**DATA EXCERPTS**
----
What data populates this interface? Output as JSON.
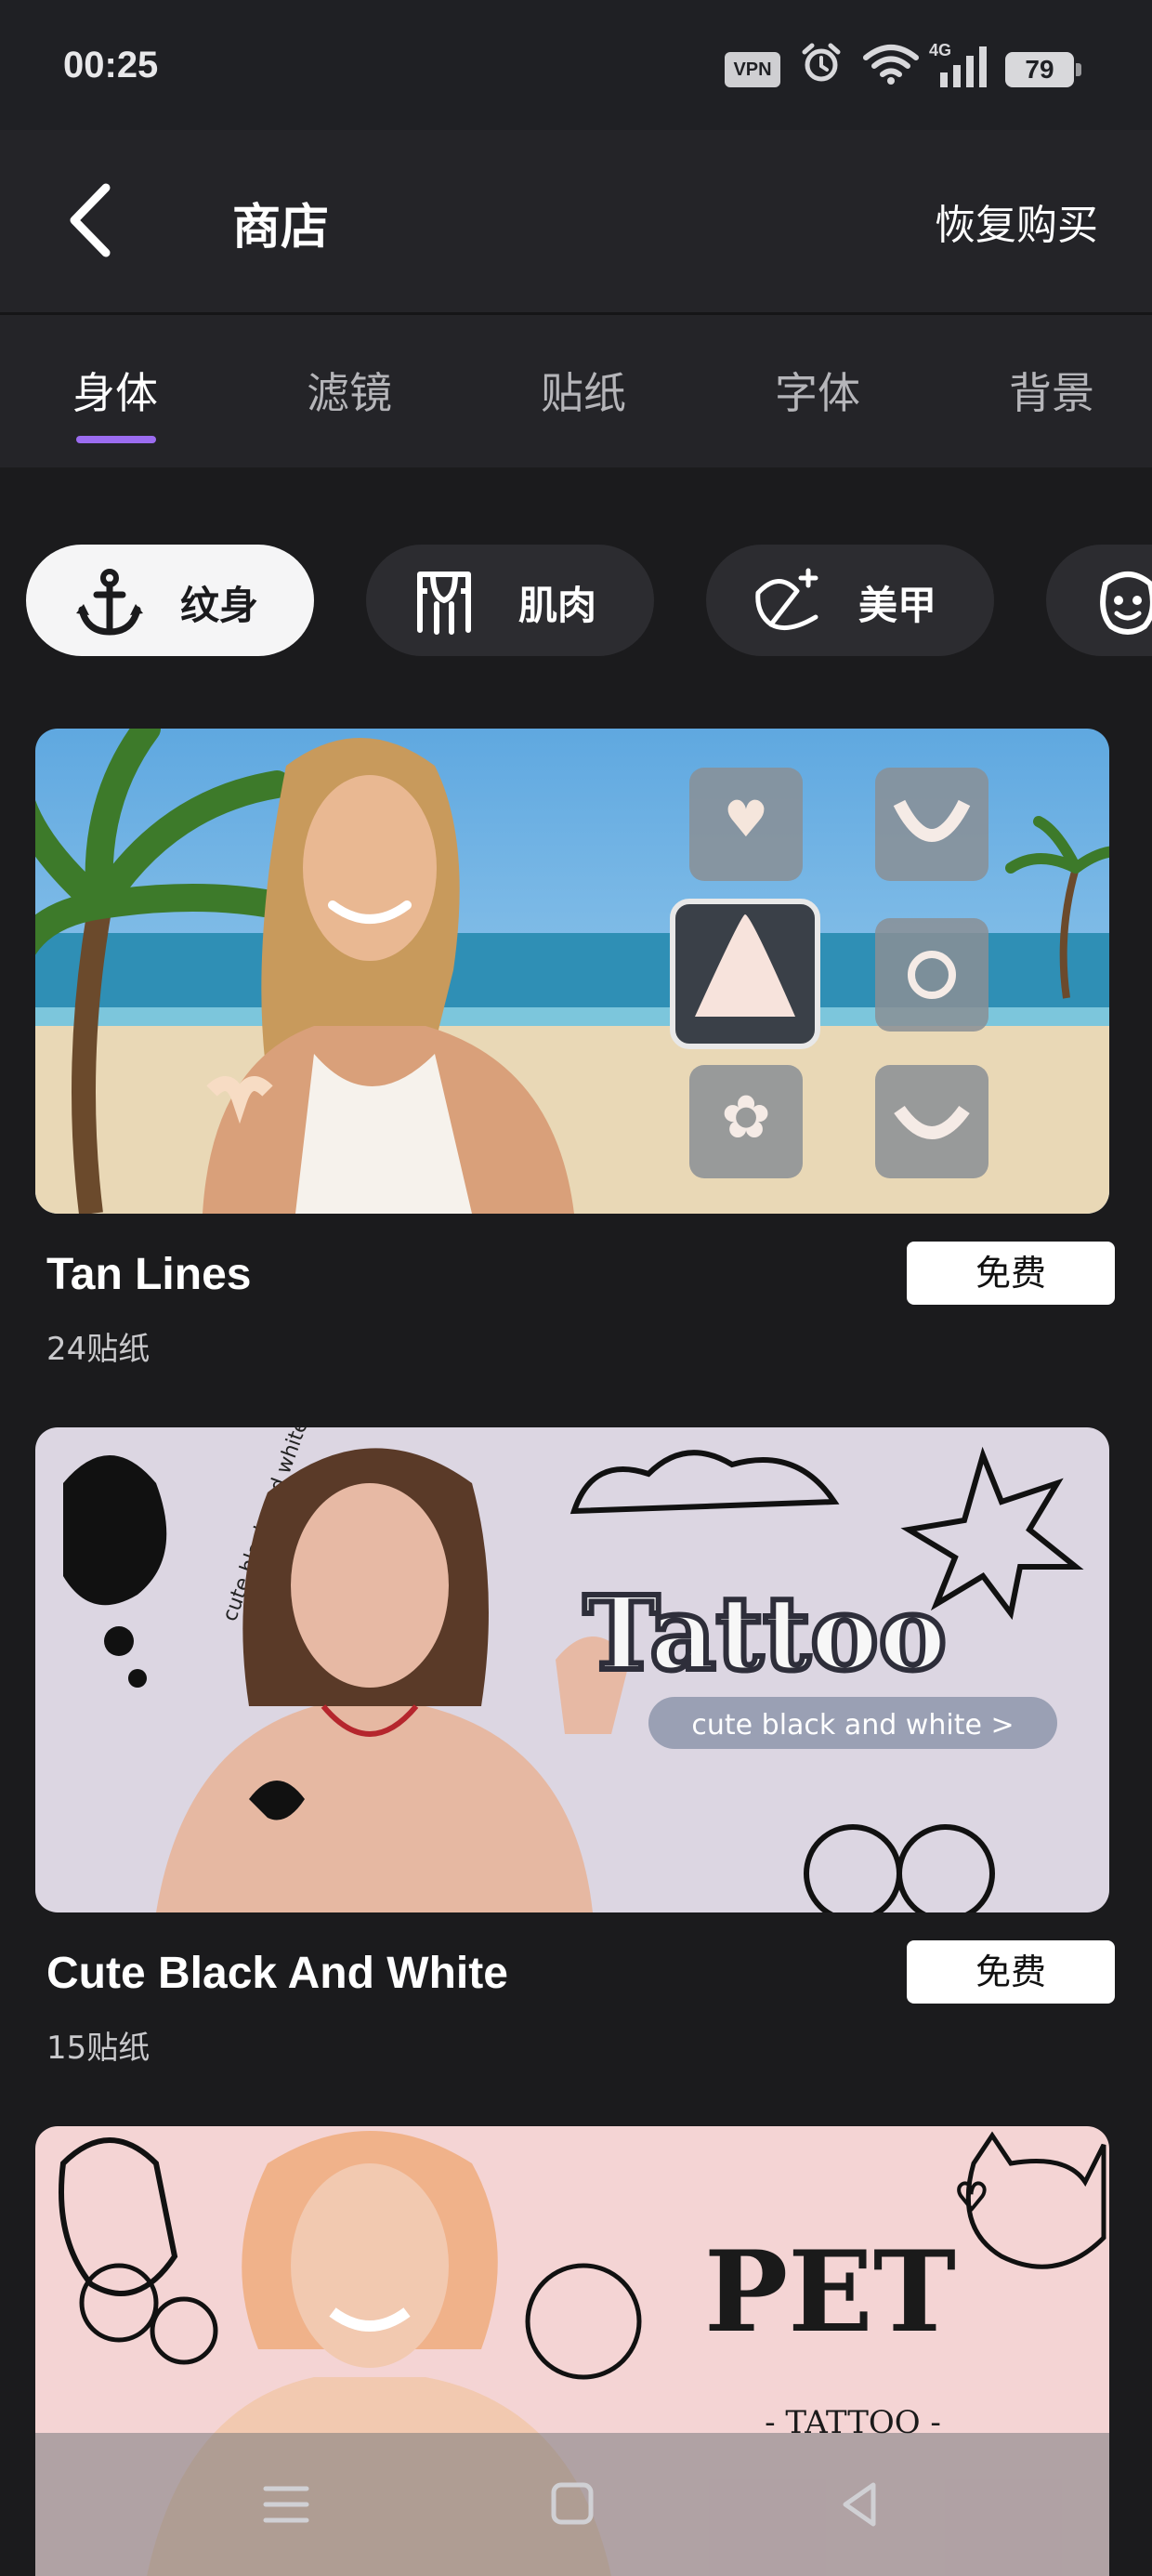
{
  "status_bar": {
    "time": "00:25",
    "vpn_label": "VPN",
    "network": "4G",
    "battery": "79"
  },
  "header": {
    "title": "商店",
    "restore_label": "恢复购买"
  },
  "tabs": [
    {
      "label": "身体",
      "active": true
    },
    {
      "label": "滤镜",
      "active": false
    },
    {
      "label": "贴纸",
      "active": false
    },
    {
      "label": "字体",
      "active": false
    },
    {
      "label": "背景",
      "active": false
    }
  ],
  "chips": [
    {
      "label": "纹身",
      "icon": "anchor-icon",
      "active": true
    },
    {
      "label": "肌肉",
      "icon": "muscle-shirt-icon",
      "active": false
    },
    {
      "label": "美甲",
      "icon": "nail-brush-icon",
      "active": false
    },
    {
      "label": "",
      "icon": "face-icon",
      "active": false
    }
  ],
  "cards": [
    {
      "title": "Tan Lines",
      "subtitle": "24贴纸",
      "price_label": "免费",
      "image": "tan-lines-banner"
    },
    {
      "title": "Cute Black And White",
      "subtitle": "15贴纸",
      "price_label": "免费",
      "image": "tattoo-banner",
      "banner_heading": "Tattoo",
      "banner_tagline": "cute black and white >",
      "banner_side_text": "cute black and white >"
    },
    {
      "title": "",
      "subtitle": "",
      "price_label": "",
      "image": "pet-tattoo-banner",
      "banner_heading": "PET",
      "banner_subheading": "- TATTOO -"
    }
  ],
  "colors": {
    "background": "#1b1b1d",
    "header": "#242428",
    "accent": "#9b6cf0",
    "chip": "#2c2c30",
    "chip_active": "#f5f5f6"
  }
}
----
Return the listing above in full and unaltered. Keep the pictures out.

**SOLUTION**
What data populates this interface? Output as JSON.
{
  "status_bar": {
    "time": "00:25",
    "vpn_label": "VPN",
    "network": "4G",
    "battery": "79"
  },
  "header": {
    "title": "商店",
    "restore_label": "恢复购买"
  },
  "tabs": [
    {
      "label": "身体",
      "active": true
    },
    {
      "label": "滤镜",
      "active": false
    },
    {
      "label": "贴纸",
      "active": false
    },
    {
      "label": "字体",
      "active": false
    },
    {
      "label": "背景",
      "active": false
    }
  ],
  "chips": [
    {
      "label": "纹身",
      "icon": "anchor-icon",
      "active": true
    },
    {
      "label": "肌肉",
      "icon": "muscle-shirt-icon",
      "active": false
    },
    {
      "label": "美甲",
      "icon": "nail-brush-icon",
      "active": false
    },
    {
      "label": "",
      "icon": "face-icon",
      "active": false
    }
  ],
  "cards": [
    {
      "title": "Tan Lines",
      "subtitle": "24贴纸",
      "price_label": "免费",
      "image": "tan-lines-banner"
    },
    {
      "title": "Cute Black And White",
      "subtitle": "15贴纸",
      "price_label": "免费",
      "image": "tattoo-banner",
      "banner_heading": "Tattoo",
      "banner_tagline": "cute black and white >",
      "banner_side_text": "cute black and white >"
    },
    {
      "title": "",
      "subtitle": "",
      "price_label": "",
      "image": "pet-tattoo-banner",
      "banner_heading": "PET",
      "banner_subheading": "- TATTOO -"
    }
  ],
  "colors": {
    "background": "#1b1b1d",
    "header": "#242428",
    "accent": "#9b6cf0",
    "chip": "#2c2c30",
    "chip_active": "#f5f5f6"
  }
}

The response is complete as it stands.